--- Activity ---
Set every entry down again, unchanged, picture-free.

--- Source data ---
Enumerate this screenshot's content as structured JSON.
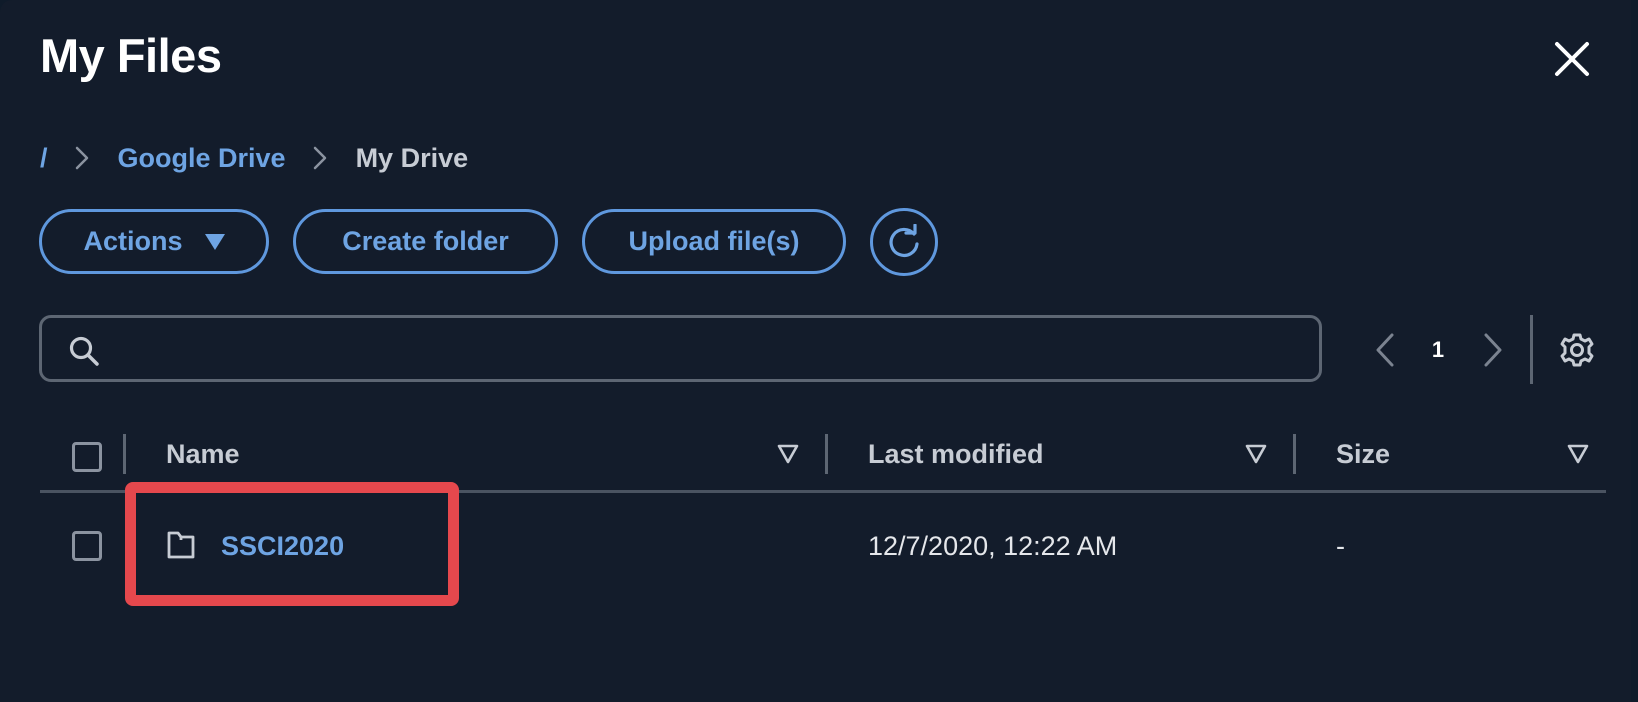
{
  "window": {
    "title": "My Files"
  },
  "icons": {
    "close": "close-icon",
    "chevron": "chevron-right-icon",
    "caret": "caret-down-icon",
    "refresh": "refresh-icon",
    "search": "search-icon",
    "prev": "chevron-left-icon",
    "next": "chevron-right-icon",
    "settings": "gear-icon",
    "sort": "sort-triangle-icon",
    "folder": "folder-icon"
  },
  "colors": {
    "background": "#131c2b",
    "accent": "#6ea4e3",
    "highlight": "#e5484d"
  },
  "breadcrumb": {
    "root": "/",
    "items": [
      "Google Drive",
      "My Drive"
    ]
  },
  "toolbar": {
    "actions_label": "Actions",
    "create_folder_label": "Create folder",
    "upload_label": "Upload file(s)"
  },
  "search": {
    "value": "",
    "placeholder": ""
  },
  "pagination": {
    "current_page": "1"
  },
  "table": {
    "columns": [
      "Name",
      "Last modified",
      "Size"
    ],
    "rows": [
      {
        "type": "folder",
        "name": "SSCI2020",
        "last_modified": "12/7/2020, 12:22 AM",
        "size": "-"
      }
    ]
  }
}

--- Written solution ---
Enumerate this screenshot's content as structured JSON.
{
  "window": {
    "title": "My Files"
  },
  "icons": {
    "close": "close-icon",
    "chevron": "chevron-right-icon",
    "caret": "caret-down-icon",
    "refresh": "refresh-icon",
    "search": "search-icon",
    "prev": "chevron-left-icon",
    "next": "chevron-right-icon",
    "settings": "gear-icon",
    "sort": "sort-triangle-icon",
    "folder": "folder-icon"
  },
  "colors": {
    "background": "#131c2b",
    "accent": "#6ea4e3",
    "highlight": "#e5484d"
  },
  "breadcrumb": {
    "root": "/",
    "items": [
      "Google Drive",
      "My Drive"
    ]
  },
  "toolbar": {
    "actions_label": "Actions",
    "create_folder_label": "Create folder",
    "upload_label": "Upload file(s)"
  },
  "search": {
    "value": "",
    "placeholder": ""
  },
  "pagination": {
    "current_page": "1"
  },
  "table": {
    "columns": [
      "Name",
      "Last modified",
      "Size"
    ],
    "rows": [
      {
        "type": "folder",
        "name": "SSCI2020",
        "last_modified": "12/7/2020, 12:22 AM",
        "size": "-"
      }
    ]
  }
}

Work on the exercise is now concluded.